• **Exercise goal**: The data below is to be copied exactly, line by line.

Extracted data entries:
☆ ☆ ☆ ☆ ☆

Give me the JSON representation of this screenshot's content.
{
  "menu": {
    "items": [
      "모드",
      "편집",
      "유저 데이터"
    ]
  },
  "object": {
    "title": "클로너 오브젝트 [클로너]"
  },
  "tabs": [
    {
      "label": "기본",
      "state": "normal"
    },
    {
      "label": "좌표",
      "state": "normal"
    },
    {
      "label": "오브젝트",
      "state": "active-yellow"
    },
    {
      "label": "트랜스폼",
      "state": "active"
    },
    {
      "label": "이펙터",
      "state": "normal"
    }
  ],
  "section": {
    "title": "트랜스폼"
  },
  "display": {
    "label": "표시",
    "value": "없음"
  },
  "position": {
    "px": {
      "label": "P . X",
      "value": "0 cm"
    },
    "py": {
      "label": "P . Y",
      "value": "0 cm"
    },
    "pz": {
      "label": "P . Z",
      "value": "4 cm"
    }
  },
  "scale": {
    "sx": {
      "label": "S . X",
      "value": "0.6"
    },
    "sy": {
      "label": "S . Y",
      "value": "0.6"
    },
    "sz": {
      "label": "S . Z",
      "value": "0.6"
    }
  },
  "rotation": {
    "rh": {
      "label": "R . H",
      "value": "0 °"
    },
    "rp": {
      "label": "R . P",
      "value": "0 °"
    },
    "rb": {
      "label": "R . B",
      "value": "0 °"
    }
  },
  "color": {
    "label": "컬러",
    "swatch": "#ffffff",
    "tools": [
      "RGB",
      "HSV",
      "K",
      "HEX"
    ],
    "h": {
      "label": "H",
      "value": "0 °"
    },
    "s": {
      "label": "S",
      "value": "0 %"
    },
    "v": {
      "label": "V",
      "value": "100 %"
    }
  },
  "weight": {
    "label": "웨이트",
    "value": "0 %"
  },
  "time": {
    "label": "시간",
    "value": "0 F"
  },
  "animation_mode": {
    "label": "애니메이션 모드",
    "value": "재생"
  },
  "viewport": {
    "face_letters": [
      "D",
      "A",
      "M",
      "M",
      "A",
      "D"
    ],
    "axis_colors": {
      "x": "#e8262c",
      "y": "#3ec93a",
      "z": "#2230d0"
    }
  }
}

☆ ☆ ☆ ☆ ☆

• **Task response**:
Give me the JSON representation of this screenshot's content.
{
  "menu": {
    "items": [
      "모드",
      "편집",
      "유저 데이터"
    ]
  },
  "object": {
    "title": "클로너 오브젝트 [클로너]"
  },
  "tabs": [
    {
      "label": "기본",
      "state": "normal"
    },
    {
      "label": "좌표",
      "state": "normal"
    },
    {
      "label": "오브젝트",
      "state": "active-yellow"
    },
    {
      "label": "트랜스폼",
      "state": "active"
    },
    {
      "label": "이펙터",
      "state": "normal"
    }
  ],
  "section": {
    "title": "트랜스폼"
  },
  "display": {
    "label": "표시",
    "value": "없음"
  },
  "position": {
    "px": {
      "label": "P . X",
      "value": "0 cm"
    },
    "py": {
      "label": "P . Y",
      "value": "0 cm"
    },
    "pz": {
      "label": "P . Z",
      "value": "4 cm"
    }
  },
  "scale": {
    "sx": {
      "label": "S . X",
      "value": "0.6"
    },
    "sy": {
      "label": "S . Y",
      "value": "0.6"
    },
    "sz": {
      "label": "S . Z",
      "value": "0.6"
    }
  },
  "rotation": {
    "rh": {
      "label": "R . H",
      "value": "0 °"
    },
    "rp": {
      "label": "R . P",
      "value": "0 °"
    },
    "rb": {
      "label": "R . B",
      "value": "0 °"
    }
  },
  "color": {
    "label": "컬러",
    "swatch": "#ffffff",
    "tools": [
      "RGB",
      "HSV",
      "K",
      "HEX"
    ],
    "h": {
      "label": "H",
      "value": "0 °"
    },
    "s": {
      "label": "S",
      "value": "0 %"
    },
    "v": {
      "label": "V",
      "value": "100 %"
    }
  },
  "weight": {
    "label": "웨이트",
    "value": "0 %"
  },
  "time": {
    "label": "시간",
    "value": "0 F"
  },
  "animation_mode": {
    "label": "애니메이션 모드",
    "value": "재생"
  },
  "viewport": {
    "face_letters": [
      "D",
      "A",
      "M",
      "M",
      "A",
      "D"
    ],
    "axis_colors": {
      "x": "#e8262c",
      "y": "#3ec93a",
      "z": "#2230d0"
    }
  }
}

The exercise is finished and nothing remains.